We were particularly pleased with restaurants like Sandwich solely because of its 5LE menu, but another gem of Zamalek is a small kitchen called Abou Salah Al Soury, where the most expensive item on the menu costs 30LE.
To get a true sense of the menu, we decided to order a mixture of meals with rice and sandwiches. We opted for an Olives, Labneh and Zaatar (5LE) Saj sandwich, a Just Burger (8LE) sandwich and an Abou Salah Plate with Shawerma (23LE).
The food arrived after about 40 minutes packaged neatly. The Saj sandwiches were wrapped in foil and labelled, while the meal arrived in a covered and wrapped foil plate.

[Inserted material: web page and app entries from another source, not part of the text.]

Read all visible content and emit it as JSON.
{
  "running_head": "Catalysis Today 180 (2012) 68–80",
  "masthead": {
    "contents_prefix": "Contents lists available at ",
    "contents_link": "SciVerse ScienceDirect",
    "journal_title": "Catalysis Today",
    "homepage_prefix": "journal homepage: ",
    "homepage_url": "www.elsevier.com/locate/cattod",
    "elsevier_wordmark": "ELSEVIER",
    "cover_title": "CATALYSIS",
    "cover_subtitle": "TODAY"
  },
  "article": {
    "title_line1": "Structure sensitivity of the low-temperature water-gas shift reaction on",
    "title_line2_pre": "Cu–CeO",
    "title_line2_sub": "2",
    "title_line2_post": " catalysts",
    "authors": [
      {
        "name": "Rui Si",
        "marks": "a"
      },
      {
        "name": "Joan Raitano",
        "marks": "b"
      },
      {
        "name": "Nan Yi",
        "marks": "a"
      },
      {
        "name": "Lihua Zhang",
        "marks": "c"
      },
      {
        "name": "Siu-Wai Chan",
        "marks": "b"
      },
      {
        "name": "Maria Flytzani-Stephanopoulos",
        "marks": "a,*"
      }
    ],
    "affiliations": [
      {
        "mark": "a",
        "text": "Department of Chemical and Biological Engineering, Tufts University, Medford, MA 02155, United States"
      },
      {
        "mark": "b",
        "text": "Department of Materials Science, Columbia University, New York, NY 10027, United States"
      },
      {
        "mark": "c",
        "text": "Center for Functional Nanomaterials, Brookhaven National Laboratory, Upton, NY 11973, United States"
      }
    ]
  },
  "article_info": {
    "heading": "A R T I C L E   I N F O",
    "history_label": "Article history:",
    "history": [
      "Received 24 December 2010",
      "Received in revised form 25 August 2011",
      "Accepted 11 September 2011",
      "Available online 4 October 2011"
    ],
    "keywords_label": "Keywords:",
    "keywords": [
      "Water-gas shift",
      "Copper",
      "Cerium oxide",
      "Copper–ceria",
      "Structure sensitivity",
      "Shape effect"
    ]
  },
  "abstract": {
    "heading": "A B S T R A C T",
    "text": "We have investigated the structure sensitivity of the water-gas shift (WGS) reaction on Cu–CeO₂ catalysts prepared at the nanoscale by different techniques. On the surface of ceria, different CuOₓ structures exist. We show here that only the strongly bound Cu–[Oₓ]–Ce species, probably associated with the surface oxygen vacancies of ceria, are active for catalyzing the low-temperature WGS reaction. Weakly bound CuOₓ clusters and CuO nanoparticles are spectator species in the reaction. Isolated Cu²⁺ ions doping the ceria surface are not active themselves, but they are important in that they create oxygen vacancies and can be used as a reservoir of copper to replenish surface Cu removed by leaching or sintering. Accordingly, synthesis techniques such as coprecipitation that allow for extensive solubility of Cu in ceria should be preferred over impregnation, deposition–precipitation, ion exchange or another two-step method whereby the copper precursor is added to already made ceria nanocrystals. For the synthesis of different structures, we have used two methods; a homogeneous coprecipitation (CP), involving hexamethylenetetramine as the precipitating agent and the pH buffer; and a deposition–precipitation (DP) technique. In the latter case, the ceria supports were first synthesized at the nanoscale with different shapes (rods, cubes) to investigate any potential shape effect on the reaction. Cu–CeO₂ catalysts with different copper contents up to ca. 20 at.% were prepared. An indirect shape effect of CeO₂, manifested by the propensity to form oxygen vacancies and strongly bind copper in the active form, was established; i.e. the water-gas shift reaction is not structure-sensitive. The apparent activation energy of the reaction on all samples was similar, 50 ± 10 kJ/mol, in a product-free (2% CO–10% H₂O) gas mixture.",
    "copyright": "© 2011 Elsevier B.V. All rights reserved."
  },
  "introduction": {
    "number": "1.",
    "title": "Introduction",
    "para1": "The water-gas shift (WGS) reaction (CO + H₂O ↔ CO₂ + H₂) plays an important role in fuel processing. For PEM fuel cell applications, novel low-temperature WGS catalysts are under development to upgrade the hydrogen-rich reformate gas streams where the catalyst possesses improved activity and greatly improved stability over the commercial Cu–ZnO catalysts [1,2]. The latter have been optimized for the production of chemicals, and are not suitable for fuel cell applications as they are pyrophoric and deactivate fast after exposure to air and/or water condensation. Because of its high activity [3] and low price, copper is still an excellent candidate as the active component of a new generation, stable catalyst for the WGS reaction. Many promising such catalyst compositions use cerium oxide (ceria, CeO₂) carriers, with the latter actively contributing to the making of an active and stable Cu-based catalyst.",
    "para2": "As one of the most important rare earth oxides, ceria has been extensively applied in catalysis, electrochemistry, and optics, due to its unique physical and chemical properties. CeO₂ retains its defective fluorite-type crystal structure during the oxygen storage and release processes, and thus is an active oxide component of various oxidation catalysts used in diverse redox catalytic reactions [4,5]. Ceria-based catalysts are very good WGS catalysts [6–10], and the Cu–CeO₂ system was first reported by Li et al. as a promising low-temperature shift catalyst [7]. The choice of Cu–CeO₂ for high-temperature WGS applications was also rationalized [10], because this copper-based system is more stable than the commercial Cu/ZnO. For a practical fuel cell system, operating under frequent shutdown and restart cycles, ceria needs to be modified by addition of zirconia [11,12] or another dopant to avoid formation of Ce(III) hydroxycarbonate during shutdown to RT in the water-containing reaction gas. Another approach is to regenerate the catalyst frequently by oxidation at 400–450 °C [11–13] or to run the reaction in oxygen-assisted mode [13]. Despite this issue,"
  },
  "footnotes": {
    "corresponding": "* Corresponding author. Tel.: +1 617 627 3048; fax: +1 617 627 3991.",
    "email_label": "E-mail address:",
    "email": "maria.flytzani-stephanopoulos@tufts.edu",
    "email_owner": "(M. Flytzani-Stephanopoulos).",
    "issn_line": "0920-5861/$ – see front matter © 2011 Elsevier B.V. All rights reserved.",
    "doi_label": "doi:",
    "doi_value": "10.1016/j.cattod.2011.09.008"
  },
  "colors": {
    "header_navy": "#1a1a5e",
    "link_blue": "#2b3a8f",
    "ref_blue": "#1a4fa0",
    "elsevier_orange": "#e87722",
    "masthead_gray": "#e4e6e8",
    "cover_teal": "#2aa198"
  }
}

While normally ingredients that work very well together, the Labneh sandwich was unfortunately a little bland. There was no flavour running from the olives, and the discerning glue that ties a sandwich like this together – olive oil – was missing.
The Just Burger, on the other hand, was surprisingly tasty. Made with ketchup, mayonnaise, some lettuce and wrapped in saj bread, the Just Burger, at its price point, is a definite win.
The Abou Salah plate consisted of yellow basmati rice topped with meat shawerma and tehina, it also comes with sides of seasoned French fries, one cheese sambousak, one Kobeba and two vine leaves.
A fairly generous portion, the rice was well seasoned and created a good mixture with the tehina and shawerma, although we would’ve appreciated additions like fried bread croutons to give the dish a little crunch.
The fries, seasoned pretty strongly, were unfortunately a little soggy but nevertheless created an interesting flavour when dipped in garlic – which was surprisingly better than most. The kobeba, although relatively small, packed a lot flavour – probably a good sandwich idea. The sambousak, while packing a slight crunch, didn’t impress, but didn’t disappoint either. The vine leaves tasted just a little too sour, but not unpleasant.
Overall, it’s a buck for bang deal, the food is not incredible, but at the same time it’s not a miserable use of cheap ingredients. Considering the lack of affordable food options on the island, small take out kitchens like Abou Salah are becoming increasingly needed.